Auguste Rodin, Bust of Victor Hugo, 1884
This bust is a portrait of Victor Hugo (1802-1885), the most famous writer of his generation. The author of the books Notre-Dame de Paris and Les Misérables, a poet, and a playwright, he was also involved in politics, and Rodin admired him as a true genius. This portrait is based on drawings that Rodin made in Hugo’s home, because his aging subject could not sit and pose for hours. The artist tried to evoke the visionary spirit, intelligence, and dignity of a modern hero nearing the end of his life.
The Third Republic (1870-1914) was an era of peace in France. In 1884, people were looking forward to the Universal Exposition (World’s Fair) of 1889, celebrating the centennial of the beginning of the French Revolution. The public adored Victor Hugo, and when he died, one year after this bust was made, he was buried in the Pantheon in Paris, near the tombs of Voltaire and Rousseau.
Romanticism was a movement that began near the end of the 18th century and had its strongest impact in the 19th century. The image sometimes told a familiar story from literature, and the word "romantic" derives from the word "roman" in French, meaning "novel" in English, a literary work of fiction. In romantic sculpture, artists sought to engage the viewer’s emotions with dramatic effects of facial expression and movement.

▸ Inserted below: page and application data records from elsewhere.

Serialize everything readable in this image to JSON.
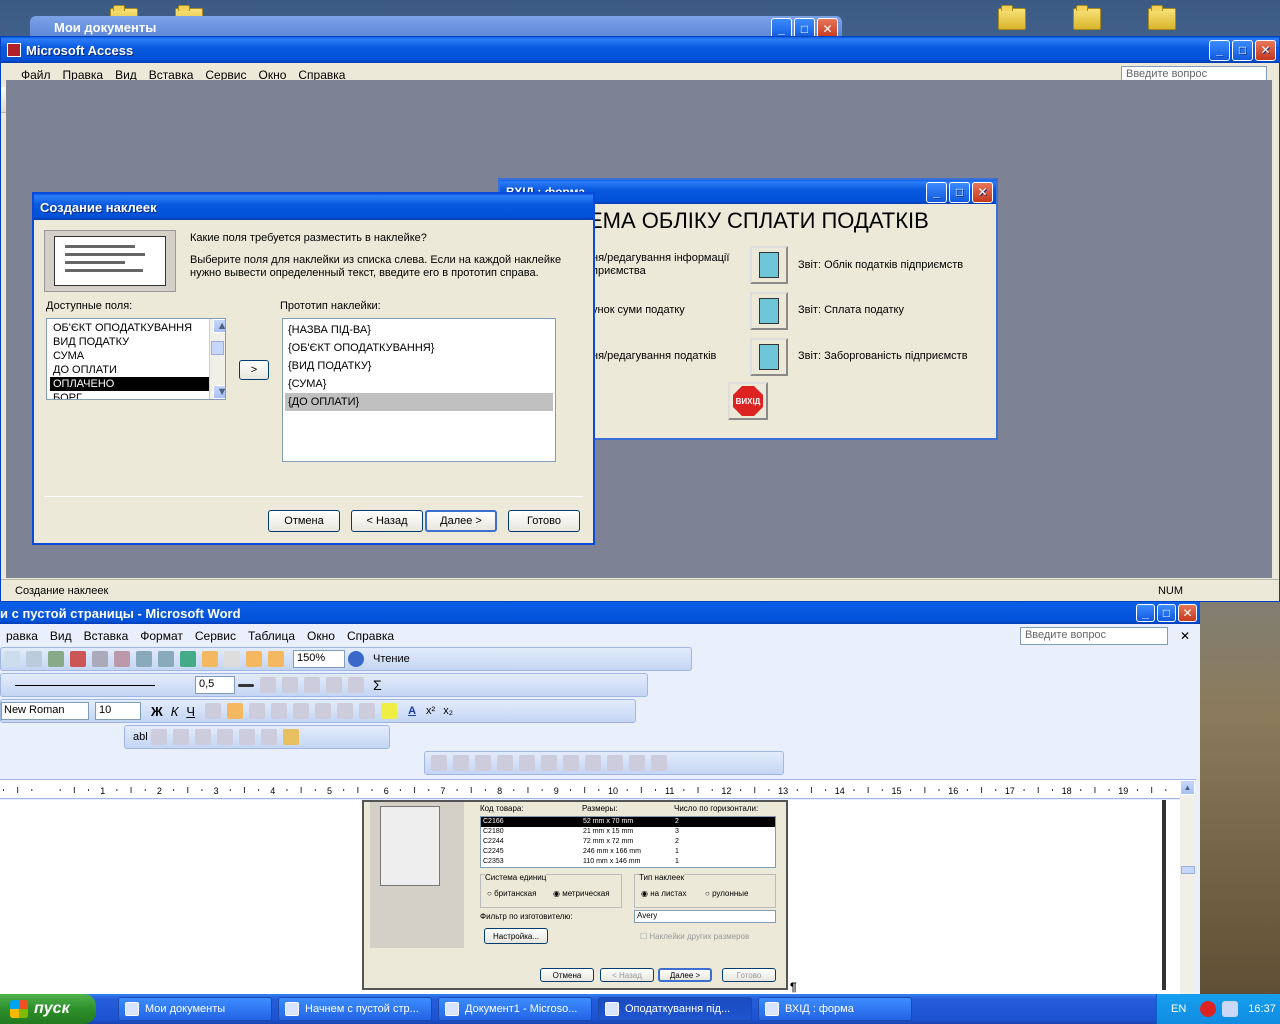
{
  "desktop": {
    "mydocs_title": "Мои документы"
  },
  "access": {
    "title": "Microsoft Access",
    "menu": [
      "Файл",
      "Правка",
      "Вид",
      "Вставка",
      "Сервис",
      "Окно",
      "Справка"
    ],
    "ask_placeholder": "Введите вопрос",
    "status_text": "Создание наклеек",
    "status_num": "NUM"
  },
  "form": {
    "title": "ВХІД : форма",
    "heading": "ЕМА ОБЛІКУ СПЛАТИ ПОДАТКІВ",
    "left_items": [
      "ня/редагування інформації\nприємства",
      "унок суми податку",
      "ня/редагування податків"
    ],
    "right_items": [
      "Звіт: Облік податків підприємств",
      "Звіт: Сплата податку",
      "Звіт: Заборгованість підприємств"
    ],
    "exit_label": "ВИХІД"
  },
  "wizard": {
    "title": "Создание наклеек",
    "question": "Какие поля требуется разместить в наклейке?",
    "instruction": "Выберите поля для наклейки из списка слева. Если на каждой наклейке нужно вывести определенный текст, введите его в прототип справа.",
    "available_label": "Доступные поля:",
    "prototype_label": "Прототип наклейки:",
    "available_fields": [
      "ОБ'ЄКТ ОПОДАТКУВАННЯ",
      "ВИД ПОДАТКУ",
      "СУМА",
      "ДО ОПЛАТИ",
      "ОПЛАЧЕНО",
      "БОРГ"
    ],
    "selected_field_index": 4,
    "prototype_lines": [
      "{НАЗВА ПІД-ВА}",
      "{ОБ'ЄКТ ОПОДАТКУВАННЯ}",
      "{ВИД ПОДАТКУ}",
      "{СУМА}",
      "{ДО ОПЛАТИ}"
    ],
    "move_label": ">",
    "buttons": {
      "cancel": "Отмена",
      "back": "< Назад",
      "next": "Далее >",
      "finish": "Готово"
    }
  },
  "word": {
    "title": "и с пустой страницы - Microsoft Word",
    "menu": [
      "равка",
      "Вид",
      "Вставка",
      "Формат",
      "Сервис",
      "Таблица",
      "Окно",
      "Справка"
    ],
    "ask_placeholder": "Введите вопрос",
    "zoom": "150%",
    "reading": "Чтение",
    "line_width": "0,5",
    "font_name": "New Roman",
    "font_size": "10",
    "ruler_numbers": [
      "1",
      "1",
      "2",
      "3",
      "4",
      "5",
      "6",
      "7",
      "8",
      "9",
      "10",
      "11",
      "12",
      "13",
      "14",
      "15",
      "16",
      "17",
      "18",
      "19"
    ],
    "label_dialog": {
      "headers": [
        "Код товара:",
        "Размеры:",
        "Число по горизонтали:"
      ],
      "rows": [
        [
          "C2166",
          "52 mm x 70 mm",
          "2"
        ],
        [
          "C2180",
          "21 mm x 15 mm",
          "3"
        ],
        [
          "C2244",
          "72 mm x 72 mm",
          "2"
        ],
        [
          "C2245",
          "246 mm x 166 mm",
          "1"
        ],
        [
          "C2353",
          "110 mm x 146 mm",
          "1"
        ]
      ],
      "units_label": "Система единиц",
      "unit_brit": "британская",
      "unit_metric": "метрическая",
      "type_label": "Тип наклеек",
      "type_sheet": "на листах",
      "type_roll": "рулонные",
      "filter_label": "Фильтр по изготовителю:",
      "filter_value": "Avery",
      "setup_button": "Настройка...",
      "other_sizes": "Наклейки других размеров",
      "buttons": {
        "cancel": "Отмена",
        "back": "< Назад",
        "next": "Далее >",
        "finish": "Готово"
      }
    }
  },
  "taskbar": {
    "start": "пуск",
    "items": [
      "Мои документы",
      "Начнем с пустой стр...",
      "Документ1 - Microso...",
      "Оподаткування під...",
      "ВХІД : форма"
    ],
    "active_index": 3,
    "lang": "EN",
    "clock": "16:37"
  }
}
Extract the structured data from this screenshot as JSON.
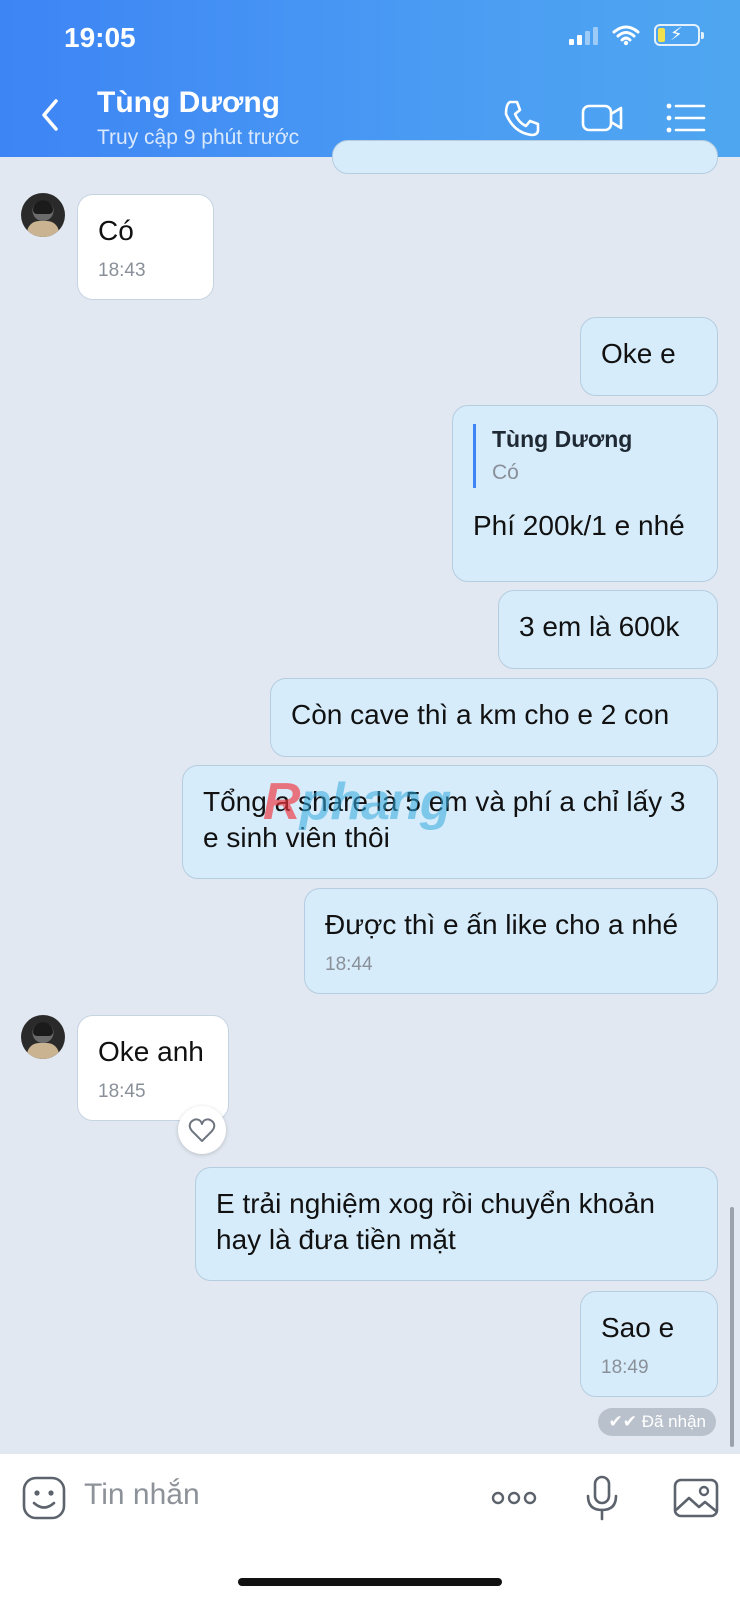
{
  "status_bar": {
    "time": "19:05"
  },
  "header": {
    "contact_name": "Tùng Dương",
    "contact_status": "Truy cập 9 phút trước"
  },
  "messages": [
    {
      "dir": "in",
      "text": "Có",
      "time": "18:43"
    },
    {
      "dir": "out",
      "text": "Oke e"
    },
    {
      "dir": "out",
      "quote_name": "Tùng Dương",
      "quote_text": "Có",
      "text": "Phí 200k/1 e nhé"
    },
    {
      "dir": "out",
      "text": "3 em là 600k"
    },
    {
      "dir": "out",
      "text": "Còn cave thì a km cho e 2 con"
    },
    {
      "dir": "out",
      "text": "Tổng a share là 5 em và phí a chỉ lấy 3 e sinh viên thôi"
    },
    {
      "dir": "out",
      "text": "Được thì e ấn like cho a nhé",
      "time": "18:44"
    },
    {
      "dir": "in",
      "text": "Oke anh",
      "time": "18:45"
    },
    {
      "dir": "out",
      "text": "E trải nghiệm xog rồi chuyển khoản hay là đưa tiền mặt"
    },
    {
      "dir": "out",
      "text": "Sao e",
      "time": "18:49"
    }
  ],
  "delivery_status": "Đã nhận",
  "watermark": {
    "part1": "R",
    "part2": "phang"
  },
  "input": {
    "placeholder": "Tin nhắn"
  },
  "icons": {
    "back": "chevron-left-icon",
    "call": "phone-icon",
    "video": "video-camera-icon",
    "menu": "list-menu-icon",
    "sticker": "emoji-icon",
    "more": "more-dots-icon",
    "mic": "microphone-icon",
    "image": "image-icon",
    "like": "heart-icon"
  }
}
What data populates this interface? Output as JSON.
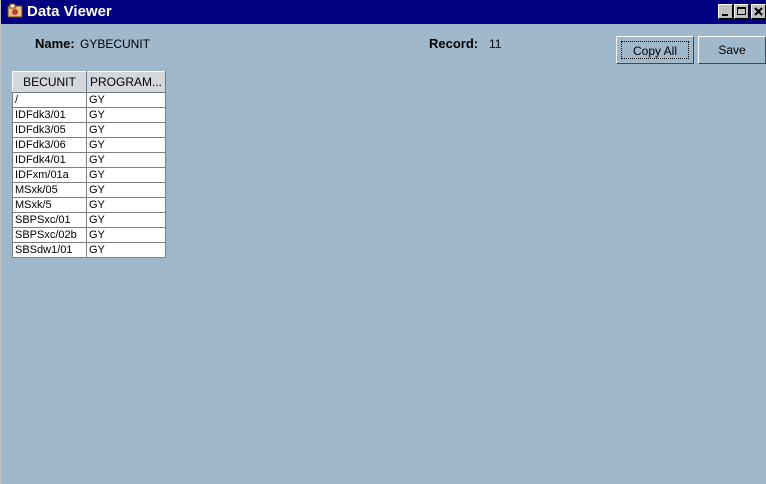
{
  "window": {
    "title": "Data Viewer",
    "app_icon": "data-viewer-app-icon",
    "colors": {
      "titlebar": "#000080",
      "background": "#9fb8cc"
    }
  },
  "header": {
    "name_label": "Name:",
    "name_value": "GYBECUNIT",
    "record_label": "Record:",
    "record_value": "11",
    "copy_all_label": "Copy All",
    "save_label": "Save"
  },
  "table": {
    "columns": [
      "BECUNIT",
      "PROGRAM..."
    ],
    "rows": [
      [
        "/",
        "GY"
      ],
      [
        "IDFdk3/01",
        "GY"
      ],
      [
        "IDFdk3/05",
        "GY"
      ],
      [
        "IDFdk3/06",
        "GY"
      ],
      [
        "IDFdk4/01",
        "GY"
      ],
      [
        "IDFxm/01a",
        "GY"
      ],
      [
        "MSxk/05",
        "GY"
      ],
      [
        "MSxk/5",
        "GY"
      ],
      [
        "SBPSxc/01",
        "GY"
      ],
      [
        "SBPSxc/02b",
        "GY"
      ],
      [
        "SBSdw1/01",
        "GY"
      ]
    ]
  }
}
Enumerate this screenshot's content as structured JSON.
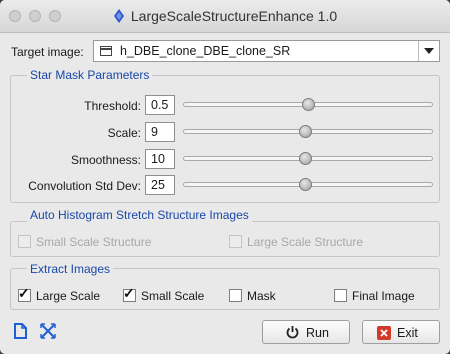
{
  "window": {
    "title": "LargeScaleStructureEnhance 1.0"
  },
  "target": {
    "label": "Target image:",
    "value": "h_DBE_clone_DBE_clone_SR"
  },
  "star_mask": {
    "title": "Star Mask Parameters",
    "params": [
      {
        "label": "Threshold:",
        "value": "0.5",
        "slider": 0.5
      },
      {
        "label": "Scale:",
        "value": "9",
        "slider": 0.49
      },
      {
        "label": "Smoothness:",
        "value": "10",
        "slider": 0.49
      },
      {
        "label": "Convolution Std Dev:",
        "value": "25",
        "slider": 0.49
      }
    ]
  },
  "auto_histogram": {
    "title": "Auto Histogram Stretch Structure Images",
    "small_label": "Small Scale Structure",
    "small_checked": false,
    "large_label": "Large Scale Structure",
    "large_checked": false
  },
  "extract": {
    "title": "Extract Images",
    "items": [
      {
        "label": "Large Scale",
        "checked": true
      },
      {
        "label": "Small Scale",
        "checked": true
      },
      {
        "label": "Mask",
        "checked": false
      },
      {
        "label": "Final Image",
        "checked": false
      }
    ]
  },
  "buttons": {
    "run": "Run",
    "exit": "Exit"
  },
  "icons": {
    "new_instance": "new-instance-icon",
    "reset": "reset-icon",
    "run": "power-icon",
    "exit": "close-icon"
  },
  "colors": {
    "group_title": "#1a47a8",
    "exit_icon": "#d23a2a",
    "toolbar_icon": "#1f5fd4"
  }
}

Auguste Rodin (1840-1917) was born in Paris to a family of low social status. He was admitted to the School of Decorative Arts, and he studied sculpture with Antoine-Louis Barye. He did not have success at the beginning of his career, because his sculpture contradicted the rules of classicism by incorporating intense emotion and eroticism. Later, however, he became the most famous French sculptor in the world. He often made several versions of his sculptures in different sizes. His best-known works are The Thinker (1882) and The Kiss (1886).